City Planner Dan Gibson told the council that the Planning and Zoning Commission had reviewed the request and supported the change, which would make some 2.6 acres currently zoned for residential building into comercially-zoned property. He said the developer's request is in line with the city's current land-usage projections. Gibson did note, however, that more than 44 residents in the area sent in letters of opposition. "Under state law, if more than 20 percent of the adjoining property owners are against it, it would require six of the seven votes from council to change it," Gibson said. "Still, some of the people that sent in protests do not own adjoining property, and the letters that we got only amounted to some 19 percent." A chief cause of concern for District Two Councilmember Frank Estrada, who is the district representative for the area, is the fact that there are ongoing tensions between the developer and the property owner. Estrada suggested that those tensions might be in part responsible for the residents opposition to the zoning change. "To say that the owners are concerned is putting it lightly," Estrada said. "But most of the concerns that I've heard are personal disputes not directly related to this issue."Estrada suggested that the issue be tabled in order to give the developer and the residents time to discuss and settle their disputes, thinking that some of the community opposition might be resolved.Two councilmembers, Gomez and At Large Councilmember Dick Wieland, voted against tabling the issue, instead voting to deny the zoning change. The other five members, however, opted to take the issue up at the council's April 3 meeting.

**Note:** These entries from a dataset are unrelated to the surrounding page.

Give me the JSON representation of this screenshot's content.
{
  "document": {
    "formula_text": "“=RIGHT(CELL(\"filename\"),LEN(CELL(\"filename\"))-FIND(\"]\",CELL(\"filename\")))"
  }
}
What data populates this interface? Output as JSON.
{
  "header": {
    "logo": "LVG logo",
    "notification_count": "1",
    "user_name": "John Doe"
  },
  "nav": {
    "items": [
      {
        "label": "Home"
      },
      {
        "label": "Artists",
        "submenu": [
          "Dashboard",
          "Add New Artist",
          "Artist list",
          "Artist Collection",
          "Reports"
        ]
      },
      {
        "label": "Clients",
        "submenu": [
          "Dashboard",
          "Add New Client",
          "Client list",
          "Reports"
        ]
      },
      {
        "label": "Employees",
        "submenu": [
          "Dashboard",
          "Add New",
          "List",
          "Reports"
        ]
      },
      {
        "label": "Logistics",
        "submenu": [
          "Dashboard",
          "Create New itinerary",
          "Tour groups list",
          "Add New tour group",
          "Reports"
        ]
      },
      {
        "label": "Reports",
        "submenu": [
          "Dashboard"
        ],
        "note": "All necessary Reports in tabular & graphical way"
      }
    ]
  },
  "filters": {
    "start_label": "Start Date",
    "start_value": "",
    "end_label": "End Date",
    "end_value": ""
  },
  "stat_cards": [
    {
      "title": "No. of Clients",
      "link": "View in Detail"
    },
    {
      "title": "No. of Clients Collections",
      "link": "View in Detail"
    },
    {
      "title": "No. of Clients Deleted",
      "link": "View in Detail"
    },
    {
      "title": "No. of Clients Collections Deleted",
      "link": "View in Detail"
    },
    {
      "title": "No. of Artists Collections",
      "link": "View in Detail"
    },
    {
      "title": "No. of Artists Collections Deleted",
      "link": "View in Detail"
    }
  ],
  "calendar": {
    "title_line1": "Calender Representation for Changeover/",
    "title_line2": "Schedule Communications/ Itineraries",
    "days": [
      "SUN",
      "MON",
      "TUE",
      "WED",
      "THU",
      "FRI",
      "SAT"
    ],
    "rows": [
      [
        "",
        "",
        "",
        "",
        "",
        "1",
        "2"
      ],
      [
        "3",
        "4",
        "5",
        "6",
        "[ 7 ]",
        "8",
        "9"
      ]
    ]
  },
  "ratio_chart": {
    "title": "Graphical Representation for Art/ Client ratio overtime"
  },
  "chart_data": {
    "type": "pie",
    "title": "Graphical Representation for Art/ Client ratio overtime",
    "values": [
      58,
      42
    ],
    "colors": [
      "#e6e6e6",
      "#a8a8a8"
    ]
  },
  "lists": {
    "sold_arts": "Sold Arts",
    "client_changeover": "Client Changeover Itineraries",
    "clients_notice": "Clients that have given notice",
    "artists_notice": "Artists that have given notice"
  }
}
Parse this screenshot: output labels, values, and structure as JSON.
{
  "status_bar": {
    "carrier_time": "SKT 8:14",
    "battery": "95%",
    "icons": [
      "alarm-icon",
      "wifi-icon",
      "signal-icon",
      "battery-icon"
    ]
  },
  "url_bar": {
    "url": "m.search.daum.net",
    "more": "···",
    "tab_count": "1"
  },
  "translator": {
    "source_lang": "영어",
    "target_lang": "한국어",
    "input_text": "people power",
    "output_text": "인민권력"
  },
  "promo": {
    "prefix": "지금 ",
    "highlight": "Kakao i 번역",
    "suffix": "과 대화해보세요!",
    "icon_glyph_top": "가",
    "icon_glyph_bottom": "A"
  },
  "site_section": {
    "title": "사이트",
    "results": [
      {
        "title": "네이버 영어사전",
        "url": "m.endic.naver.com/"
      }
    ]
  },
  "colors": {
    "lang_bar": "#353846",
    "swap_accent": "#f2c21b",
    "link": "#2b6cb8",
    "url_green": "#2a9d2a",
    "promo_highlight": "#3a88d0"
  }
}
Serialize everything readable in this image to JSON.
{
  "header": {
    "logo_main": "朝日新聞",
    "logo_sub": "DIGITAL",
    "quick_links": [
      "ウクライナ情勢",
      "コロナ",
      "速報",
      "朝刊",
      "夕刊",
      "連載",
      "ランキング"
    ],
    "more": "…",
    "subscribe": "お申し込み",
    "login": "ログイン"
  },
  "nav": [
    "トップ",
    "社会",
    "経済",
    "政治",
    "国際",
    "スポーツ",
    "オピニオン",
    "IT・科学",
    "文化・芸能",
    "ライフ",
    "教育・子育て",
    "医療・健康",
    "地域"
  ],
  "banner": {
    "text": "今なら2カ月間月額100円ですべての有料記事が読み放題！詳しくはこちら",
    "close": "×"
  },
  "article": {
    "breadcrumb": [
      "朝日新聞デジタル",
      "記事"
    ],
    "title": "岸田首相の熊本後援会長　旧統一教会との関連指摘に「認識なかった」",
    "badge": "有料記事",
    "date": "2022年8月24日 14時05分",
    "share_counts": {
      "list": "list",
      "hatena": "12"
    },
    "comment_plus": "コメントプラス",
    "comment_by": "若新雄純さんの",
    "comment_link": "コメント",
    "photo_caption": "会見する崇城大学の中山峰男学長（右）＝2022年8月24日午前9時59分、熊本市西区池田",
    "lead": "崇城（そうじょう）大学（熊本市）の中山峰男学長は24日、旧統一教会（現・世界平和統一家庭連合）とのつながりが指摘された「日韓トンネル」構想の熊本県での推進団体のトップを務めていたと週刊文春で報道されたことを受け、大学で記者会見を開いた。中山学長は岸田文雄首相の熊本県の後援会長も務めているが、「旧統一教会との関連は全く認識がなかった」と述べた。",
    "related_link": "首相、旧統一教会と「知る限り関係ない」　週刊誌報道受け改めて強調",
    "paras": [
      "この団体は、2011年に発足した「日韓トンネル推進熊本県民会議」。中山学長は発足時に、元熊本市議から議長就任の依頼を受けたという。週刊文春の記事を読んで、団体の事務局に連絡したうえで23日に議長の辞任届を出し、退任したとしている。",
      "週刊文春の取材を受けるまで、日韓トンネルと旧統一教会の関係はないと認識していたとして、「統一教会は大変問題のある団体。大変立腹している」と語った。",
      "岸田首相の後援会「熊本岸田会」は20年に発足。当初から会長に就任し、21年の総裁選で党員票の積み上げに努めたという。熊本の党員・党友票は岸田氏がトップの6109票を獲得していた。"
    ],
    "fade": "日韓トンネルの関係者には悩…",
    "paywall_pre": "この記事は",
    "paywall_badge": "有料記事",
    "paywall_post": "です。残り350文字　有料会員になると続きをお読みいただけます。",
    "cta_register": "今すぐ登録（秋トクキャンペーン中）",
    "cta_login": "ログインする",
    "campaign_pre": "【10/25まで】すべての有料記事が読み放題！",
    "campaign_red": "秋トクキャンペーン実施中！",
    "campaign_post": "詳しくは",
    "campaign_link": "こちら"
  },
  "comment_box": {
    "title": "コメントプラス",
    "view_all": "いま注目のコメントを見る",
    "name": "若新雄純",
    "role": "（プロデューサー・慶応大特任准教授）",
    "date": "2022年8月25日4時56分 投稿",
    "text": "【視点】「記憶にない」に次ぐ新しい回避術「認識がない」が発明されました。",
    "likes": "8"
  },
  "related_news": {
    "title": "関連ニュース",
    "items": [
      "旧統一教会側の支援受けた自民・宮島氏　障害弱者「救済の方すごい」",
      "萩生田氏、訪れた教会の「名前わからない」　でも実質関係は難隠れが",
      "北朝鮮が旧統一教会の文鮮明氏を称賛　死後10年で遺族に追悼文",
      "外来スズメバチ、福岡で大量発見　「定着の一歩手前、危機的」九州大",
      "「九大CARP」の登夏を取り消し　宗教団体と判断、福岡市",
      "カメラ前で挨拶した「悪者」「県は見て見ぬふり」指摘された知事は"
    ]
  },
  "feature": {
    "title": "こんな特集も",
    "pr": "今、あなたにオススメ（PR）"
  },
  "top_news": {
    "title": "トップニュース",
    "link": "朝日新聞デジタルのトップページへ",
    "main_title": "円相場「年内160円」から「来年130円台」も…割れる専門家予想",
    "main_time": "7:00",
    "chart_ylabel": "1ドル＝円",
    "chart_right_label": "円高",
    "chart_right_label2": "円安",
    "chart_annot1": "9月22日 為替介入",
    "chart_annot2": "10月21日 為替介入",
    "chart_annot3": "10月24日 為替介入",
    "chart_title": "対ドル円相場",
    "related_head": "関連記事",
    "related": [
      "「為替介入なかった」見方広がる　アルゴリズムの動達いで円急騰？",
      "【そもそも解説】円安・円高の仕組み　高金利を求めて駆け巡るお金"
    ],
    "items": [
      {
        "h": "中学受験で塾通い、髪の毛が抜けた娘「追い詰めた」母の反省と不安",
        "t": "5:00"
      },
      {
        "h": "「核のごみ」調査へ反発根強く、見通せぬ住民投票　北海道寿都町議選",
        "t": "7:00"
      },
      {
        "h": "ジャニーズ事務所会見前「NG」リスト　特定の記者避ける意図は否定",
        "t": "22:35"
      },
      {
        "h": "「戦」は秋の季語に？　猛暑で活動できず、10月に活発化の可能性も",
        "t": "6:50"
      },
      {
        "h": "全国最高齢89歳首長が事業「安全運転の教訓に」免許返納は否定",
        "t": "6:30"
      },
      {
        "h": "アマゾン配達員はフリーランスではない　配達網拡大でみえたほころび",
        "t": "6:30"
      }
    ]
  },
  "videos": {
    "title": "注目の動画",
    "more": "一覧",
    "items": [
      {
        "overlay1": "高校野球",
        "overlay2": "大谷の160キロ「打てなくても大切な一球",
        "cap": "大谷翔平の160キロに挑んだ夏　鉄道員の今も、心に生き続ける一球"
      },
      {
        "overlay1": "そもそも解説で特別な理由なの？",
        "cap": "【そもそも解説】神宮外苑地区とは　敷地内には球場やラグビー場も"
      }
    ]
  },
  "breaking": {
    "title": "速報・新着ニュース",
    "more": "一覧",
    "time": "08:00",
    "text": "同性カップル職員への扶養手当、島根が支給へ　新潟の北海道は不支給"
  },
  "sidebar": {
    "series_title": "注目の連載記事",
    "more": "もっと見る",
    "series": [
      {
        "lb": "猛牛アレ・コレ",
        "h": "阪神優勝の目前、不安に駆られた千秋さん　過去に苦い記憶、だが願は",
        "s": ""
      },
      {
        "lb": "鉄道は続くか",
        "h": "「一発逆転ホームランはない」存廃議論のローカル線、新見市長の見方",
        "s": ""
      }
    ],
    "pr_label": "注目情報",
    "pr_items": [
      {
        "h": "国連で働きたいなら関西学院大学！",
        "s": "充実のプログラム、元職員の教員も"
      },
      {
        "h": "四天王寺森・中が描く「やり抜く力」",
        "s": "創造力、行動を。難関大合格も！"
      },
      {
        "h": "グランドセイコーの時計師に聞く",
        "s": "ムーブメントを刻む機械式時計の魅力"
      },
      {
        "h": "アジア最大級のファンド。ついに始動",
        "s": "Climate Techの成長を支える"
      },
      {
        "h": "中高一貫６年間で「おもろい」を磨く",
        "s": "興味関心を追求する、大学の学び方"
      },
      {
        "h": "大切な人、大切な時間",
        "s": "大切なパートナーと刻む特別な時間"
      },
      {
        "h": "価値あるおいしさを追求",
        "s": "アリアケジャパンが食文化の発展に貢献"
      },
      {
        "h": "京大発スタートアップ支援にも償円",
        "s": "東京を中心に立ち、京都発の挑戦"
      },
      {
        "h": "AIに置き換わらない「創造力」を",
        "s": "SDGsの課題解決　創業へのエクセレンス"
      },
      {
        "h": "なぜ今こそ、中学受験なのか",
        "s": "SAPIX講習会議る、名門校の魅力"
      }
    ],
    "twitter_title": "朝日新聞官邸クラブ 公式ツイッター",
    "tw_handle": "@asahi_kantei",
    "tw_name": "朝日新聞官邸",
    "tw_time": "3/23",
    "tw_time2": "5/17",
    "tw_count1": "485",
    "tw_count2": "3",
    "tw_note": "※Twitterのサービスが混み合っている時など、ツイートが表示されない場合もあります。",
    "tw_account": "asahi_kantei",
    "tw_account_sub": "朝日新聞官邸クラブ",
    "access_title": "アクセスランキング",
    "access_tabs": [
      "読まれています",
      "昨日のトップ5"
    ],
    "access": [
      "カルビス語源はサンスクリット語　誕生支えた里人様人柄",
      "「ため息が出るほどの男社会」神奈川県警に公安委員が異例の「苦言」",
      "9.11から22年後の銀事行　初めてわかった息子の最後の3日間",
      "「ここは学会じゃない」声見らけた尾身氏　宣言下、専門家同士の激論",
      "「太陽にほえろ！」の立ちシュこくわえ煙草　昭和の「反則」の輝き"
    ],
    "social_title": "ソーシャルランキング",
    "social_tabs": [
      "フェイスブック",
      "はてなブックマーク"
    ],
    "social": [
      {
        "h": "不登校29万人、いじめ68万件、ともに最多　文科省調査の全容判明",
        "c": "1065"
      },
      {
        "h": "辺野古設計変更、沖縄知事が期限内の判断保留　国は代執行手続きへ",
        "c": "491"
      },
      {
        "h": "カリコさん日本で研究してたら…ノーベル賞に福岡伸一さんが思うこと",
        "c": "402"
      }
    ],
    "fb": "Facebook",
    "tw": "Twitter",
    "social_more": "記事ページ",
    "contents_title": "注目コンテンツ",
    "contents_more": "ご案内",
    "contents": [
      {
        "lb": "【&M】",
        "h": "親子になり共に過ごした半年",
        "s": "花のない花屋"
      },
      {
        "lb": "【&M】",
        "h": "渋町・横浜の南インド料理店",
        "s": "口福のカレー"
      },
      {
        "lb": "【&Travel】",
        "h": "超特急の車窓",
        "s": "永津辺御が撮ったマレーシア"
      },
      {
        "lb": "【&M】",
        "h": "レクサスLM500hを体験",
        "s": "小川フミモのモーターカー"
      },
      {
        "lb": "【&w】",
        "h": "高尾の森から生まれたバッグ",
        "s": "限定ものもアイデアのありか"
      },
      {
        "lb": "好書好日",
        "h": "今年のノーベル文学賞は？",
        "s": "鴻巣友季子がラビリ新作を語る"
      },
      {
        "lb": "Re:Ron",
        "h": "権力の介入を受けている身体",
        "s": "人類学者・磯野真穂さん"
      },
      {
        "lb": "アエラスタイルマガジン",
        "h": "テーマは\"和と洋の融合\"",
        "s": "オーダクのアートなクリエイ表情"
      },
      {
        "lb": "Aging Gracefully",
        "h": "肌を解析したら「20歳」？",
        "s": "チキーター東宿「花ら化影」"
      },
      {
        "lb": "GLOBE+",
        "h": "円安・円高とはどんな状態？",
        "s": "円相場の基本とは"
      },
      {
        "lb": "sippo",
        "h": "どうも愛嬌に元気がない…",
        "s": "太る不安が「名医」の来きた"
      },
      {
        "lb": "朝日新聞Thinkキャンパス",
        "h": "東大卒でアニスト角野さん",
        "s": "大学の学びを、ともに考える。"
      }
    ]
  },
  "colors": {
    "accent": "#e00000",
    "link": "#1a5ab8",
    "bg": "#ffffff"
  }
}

The Lockhart City Council meets on the first and third Tuesday of each month at 7:30 p.m. in the Glosserman Conference Room at Lockhart City Hall.